What needs to be done —
What you return must be every line below that includes the word "this".

##########

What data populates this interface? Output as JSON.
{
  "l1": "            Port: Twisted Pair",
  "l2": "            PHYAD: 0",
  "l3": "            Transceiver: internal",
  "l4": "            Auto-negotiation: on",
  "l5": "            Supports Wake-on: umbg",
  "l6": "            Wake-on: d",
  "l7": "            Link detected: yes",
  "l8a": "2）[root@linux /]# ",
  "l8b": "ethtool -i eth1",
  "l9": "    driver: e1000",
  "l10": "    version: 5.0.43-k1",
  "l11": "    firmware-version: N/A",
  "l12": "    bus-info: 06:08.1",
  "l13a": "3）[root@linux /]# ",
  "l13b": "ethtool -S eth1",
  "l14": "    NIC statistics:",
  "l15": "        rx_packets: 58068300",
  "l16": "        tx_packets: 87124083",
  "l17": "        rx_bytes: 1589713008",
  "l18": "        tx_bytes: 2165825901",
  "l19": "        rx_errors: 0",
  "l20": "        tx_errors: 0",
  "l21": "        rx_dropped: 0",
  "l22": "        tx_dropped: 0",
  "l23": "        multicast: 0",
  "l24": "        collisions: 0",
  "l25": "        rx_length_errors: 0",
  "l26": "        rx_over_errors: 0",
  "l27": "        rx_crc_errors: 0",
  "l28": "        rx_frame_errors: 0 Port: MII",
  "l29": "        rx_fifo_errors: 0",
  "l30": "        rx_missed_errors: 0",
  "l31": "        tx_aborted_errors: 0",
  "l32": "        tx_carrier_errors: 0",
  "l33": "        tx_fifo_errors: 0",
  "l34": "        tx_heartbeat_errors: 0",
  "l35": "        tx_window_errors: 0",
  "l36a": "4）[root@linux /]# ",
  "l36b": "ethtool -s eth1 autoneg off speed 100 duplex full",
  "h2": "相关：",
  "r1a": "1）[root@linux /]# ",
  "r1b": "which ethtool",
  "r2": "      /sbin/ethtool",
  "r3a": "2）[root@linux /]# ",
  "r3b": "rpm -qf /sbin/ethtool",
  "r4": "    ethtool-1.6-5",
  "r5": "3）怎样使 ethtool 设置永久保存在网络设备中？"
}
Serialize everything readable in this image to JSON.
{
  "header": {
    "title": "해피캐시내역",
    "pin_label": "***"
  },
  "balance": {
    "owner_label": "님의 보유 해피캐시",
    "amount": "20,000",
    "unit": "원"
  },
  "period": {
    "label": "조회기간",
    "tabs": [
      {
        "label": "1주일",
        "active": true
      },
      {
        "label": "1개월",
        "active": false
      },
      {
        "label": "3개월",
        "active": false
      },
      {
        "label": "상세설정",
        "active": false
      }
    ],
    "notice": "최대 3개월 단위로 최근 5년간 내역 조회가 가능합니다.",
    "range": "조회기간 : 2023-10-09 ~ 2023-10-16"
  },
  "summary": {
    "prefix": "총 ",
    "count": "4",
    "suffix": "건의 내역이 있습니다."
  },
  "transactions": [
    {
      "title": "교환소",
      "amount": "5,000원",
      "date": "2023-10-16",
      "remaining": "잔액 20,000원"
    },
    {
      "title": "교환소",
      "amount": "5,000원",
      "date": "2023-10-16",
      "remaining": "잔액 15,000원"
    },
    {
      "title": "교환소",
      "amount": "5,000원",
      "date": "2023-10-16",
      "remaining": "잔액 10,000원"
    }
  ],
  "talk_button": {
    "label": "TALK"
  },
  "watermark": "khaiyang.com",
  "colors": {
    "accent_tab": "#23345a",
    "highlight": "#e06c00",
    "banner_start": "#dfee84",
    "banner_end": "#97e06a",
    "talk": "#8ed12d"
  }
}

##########

Answer to the problem —
What data populates this interface? Output as JSON.
Serialize everything readable in this image to JSON.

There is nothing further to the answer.